Doctors in Texas are threatening to drop Medicaid patients if a scheduled reimbursement cut takes hold later this summer, the Dallas Morning News reported Sunday.
To help shore up their budget in a tough economy, Texas lawmakers have scheduled a 1 percent cut in Medicaid provider rates, which takes hold Sept. 1.
But Medicaid rates in Texas are already so low that most doctors already limit the number of Medicaid patients they’ll see — or refuse them outright. The new, looming cut would mean that even more doctors would likely stop seeing those patients, leaving some of the most vulnerable in the state without access to care. And the 1 percent cut could just be the start.
“State leaders’ instructions for agencies to identify additional 10 percent budget cuts in the next two-year budget cycle mean more fee cuts may come next summer,” the Morning News reported. “Experts say further reductions could drive off doctors, dump more patients on hospital emergency rooms and ensure a rocky start for the federal health care overhaul, which by conservative estimates could add 1.5 million Texans to Medicaid by 2015.”
The issue has national implications. Although not every state is eying Medicaid cuts, low provider reimbursements have limited doctors’ participation in the program country-wide. The problem is especially pressing because the Democrats’ new health reform law expands Medicaid considerably. Indeed, roughly half of the 30 million uninsured Americans estimated to get new coverage under the law will be enrolling in Medicaid.
To address the reimbursement issue, the law includes a provision hiking Medicaid rates to equal Medicare rates for primary care services.
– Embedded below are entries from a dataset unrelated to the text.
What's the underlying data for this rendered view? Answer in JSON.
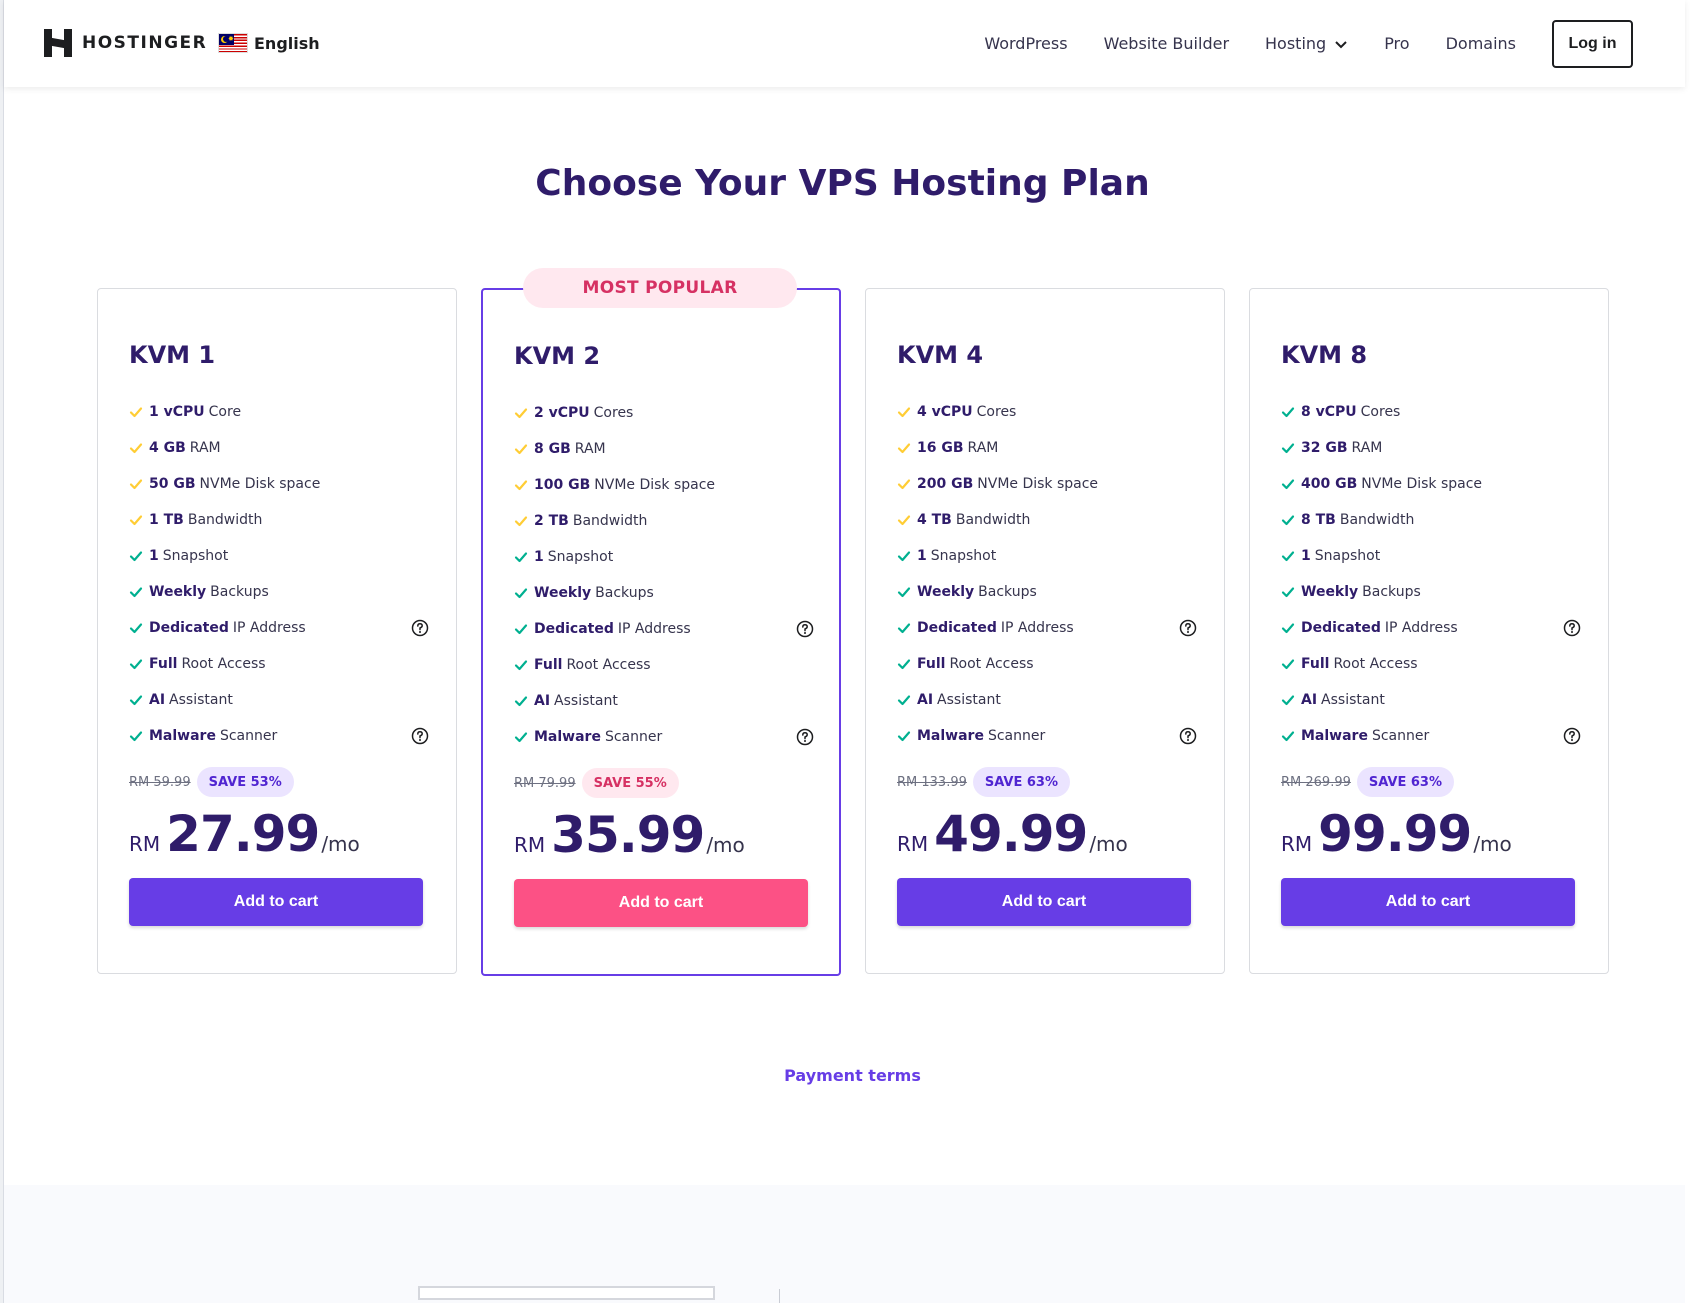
{
  "header": {
    "brand": "HOSTINGER",
    "language": "English",
    "nav": [
      {
        "label": "WordPress",
        "has_dropdown": false
      },
      {
        "label": "Website Builder",
        "has_dropdown": false
      },
      {
        "label": "Hosting",
        "has_dropdown": true
      },
      {
        "label": "Pro",
        "has_dropdown": false
      },
      {
        "label": "Domains",
        "has_dropdown": false
      }
    ],
    "login_label": "Log in"
  },
  "title": "Choose Your VPS Hosting Plan",
  "colors": {
    "primary": "#673de6",
    "pink": "#fc5185",
    "heading": "#2f1c6a",
    "check_yellow": "#ffcd35",
    "check_green": "#00b090"
  },
  "plans": [
    {
      "name": "KVM 1",
      "popular": false,
      "features": [
        {
          "bold": "1 vCPU",
          "text": "Core",
          "check": "yellow",
          "help": false
        },
        {
          "bold": "4 GB",
          "text": "RAM",
          "check": "yellow",
          "help": false
        },
        {
          "bold": "50 GB",
          "text": "NVMe Disk space",
          "check": "yellow",
          "help": false
        },
        {
          "bold": "1 TB",
          "text": "Bandwidth",
          "check": "yellow",
          "help": false
        },
        {
          "bold": "1",
          "text": "Snapshot",
          "check": "green",
          "help": false
        },
        {
          "bold": "Weekly",
          "text": "Backups",
          "check": "green",
          "help": false
        },
        {
          "bold": "Dedicated",
          "text": "IP Address",
          "check": "green",
          "help": true
        },
        {
          "bold": "Full",
          "text": "Root Access",
          "check": "green",
          "help": false
        },
        {
          "bold": "AI",
          "text": "Assistant",
          "check": "green",
          "help": false
        },
        {
          "bold": "Malware",
          "text": "Scanner",
          "check": "green",
          "help": true
        }
      ],
      "old_price": "RM 59.99",
      "save": "SAVE 53%",
      "currency": "RM",
      "price": "27.99",
      "period": "/mo",
      "cta": "Add to cart"
    },
    {
      "name": "KVM 2",
      "popular": true,
      "popular_label": "MOST POPULAR",
      "features": [
        {
          "bold": "2 vCPU",
          "text": "Cores",
          "check": "yellow",
          "help": false
        },
        {
          "bold": "8 GB",
          "text": "RAM",
          "check": "yellow",
          "help": false
        },
        {
          "bold": "100 GB",
          "text": "NVMe Disk space",
          "check": "yellow",
          "help": false
        },
        {
          "bold": "2 TB",
          "text": "Bandwidth",
          "check": "yellow",
          "help": false
        },
        {
          "bold": "1",
          "text": "Snapshot",
          "check": "green",
          "help": false
        },
        {
          "bold": "Weekly",
          "text": "Backups",
          "check": "green",
          "help": false
        },
        {
          "bold": "Dedicated",
          "text": "IP Address",
          "check": "green",
          "help": true
        },
        {
          "bold": "Full",
          "text": "Root Access",
          "check": "green",
          "help": false
        },
        {
          "bold": "AI",
          "text": "Assistant",
          "check": "green",
          "help": false
        },
        {
          "bold": "Malware",
          "text": "Scanner",
          "check": "green",
          "help": true
        }
      ],
      "old_price": "RM 79.99",
      "save": "SAVE 55%",
      "currency": "RM",
      "price": "35.99",
      "period": "/mo",
      "cta": "Add to cart"
    },
    {
      "name": "KVM 4",
      "popular": false,
      "features": [
        {
          "bold": "4 vCPU",
          "text": "Cores",
          "check": "yellow",
          "help": false
        },
        {
          "bold": "16 GB",
          "text": "RAM",
          "check": "yellow",
          "help": false
        },
        {
          "bold": "200 GB",
          "text": "NVMe Disk space",
          "check": "yellow",
          "help": false
        },
        {
          "bold": "4 TB",
          "text": "Bandwidth",
          "check": "yellow",
          "help": false
        },
        {
          "bold": "1",
          "text": "Snapshot",
          "check": "green",
          "help": false
        },
        {
          "bold": "Weekly",
          "text": "Backups",
          "check": "green",
          "help": false
        },
        {
          "bold": "Dedicated",
          "text": "IP Address",
          "check": "green",
          "help": true
        },
        {
          "bold": "Full",
          "text": "Root Access",
          "check": "green",
          "help": false
        },
        {
          "bold": "AI",
          "text": "Assistant",
          "check": "green",
          "help": false
        },
        {
          "bold": "Malware",
          "text": "Scanner",
          "check": "green",
          "help": true
        }
      ],
      "old_price": "RM 133.99",
      "save": "SAVE 63%",
      "currency": "RM",
      "price": "49.99",
      "period": "/mo",
      "cta": "Add to cart"
    },
    {
      "name": "KVM 8",
      "popular": false,
      "features": [
        {
          "bold": "8 vCPU",
          "text": "Cores",
          "check": "green",
          "help": false
        },
        {
          "bold": "32 GB",
          "text": "RAM",
          "check": "green",
          "help": false
        },
        {
          "bold": "400 GB",
          "text": "NVMe Disk space",
          "check": "green",
          "help": false
        },
        {
          "bold": "8 TB",
          "text": "Bandwidth",
          "check": "green",
          "help": false
        },
        {
          "bold": "1",
          "text": "Snapshot",
          "check": "green",
          "help": false
        },
        {
          "bold": "Weekly",
          "text": "Backups",
          "check": "green",
          "help": false
        },
        {
          "bold": "Dedicated",
          "text": "IP Address",
          "check": "green",
          "help": true
        },
        {
          "bold": "Full",
          "text": "Root Access",
          "check": "green",
          "help": false
        },
        {
          "bold": "AI",
          "text": "Assistant",
          "check": "green",
          "help": false
        },
        {
          "bold": "Malware",
          "text": "Scanner",
          "check": "green",
          "help": true
        }
      ],
      "old_price": "RM 269.99",
      "save": "SAVE 63%",
      "currency": "RM",
      "price": "99.99",
      "period": "/mo",
      "cta": "Add to cart"
    }
  ],
  "payment_terms": "Payment terms"
}
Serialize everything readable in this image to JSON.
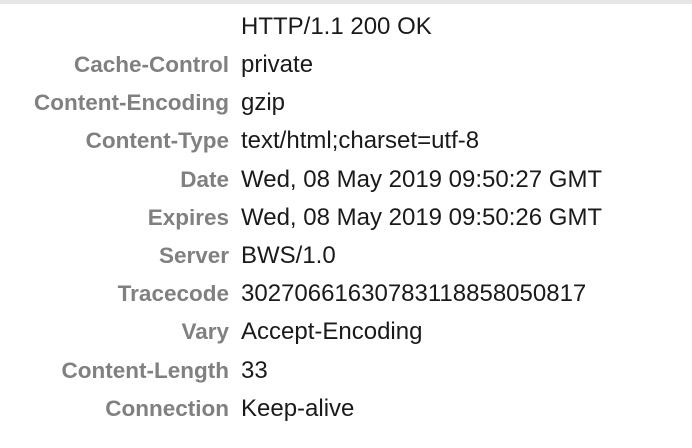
{
  "response": {
    "status_line": "HTTP/1.1 200 OK",
    "headers": [
      {
        "name": "Cache-Control",
        "value": "private"
      },
      {
        "name": "Content-Encoding",
        "value": "gzip"
      },
      {
        "name": "Content-Type",
        "value": "text/html;charset=utf-8"
      },
      {
        "name": "Date",
        "value": "Wed, 08 May 2019 09:50:27 GMT"
      },
      {
        "name": "Expires",
        "value": "Wed, 08 May 2019 09:50:26 GMT"
      },
      {
        "name": "Server",
        "value": "BWS/1.0"
      },
      {
        "name": "Tracecode",
        "value": "30270661630783118858050817"
      },
      {
        "name": "Vary",
        "value": "Accept-Encoding"
      },
      {
        "name": "Content-Length",
        "value": "33"
      },
      {
        "name": "Connection",
        "value": "Keep-alive"
      }
    ]
  },
  "colors": {
    "header_name": "#808080",
    "header_value": "#1a1a1a",
    "background": "#ffffff"
  }
}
But the hike is temporary, meaning that lawmakers will likely have to return to the issue in 2014 if they hope to ensure that Medicaid coverage translates into care for those patients.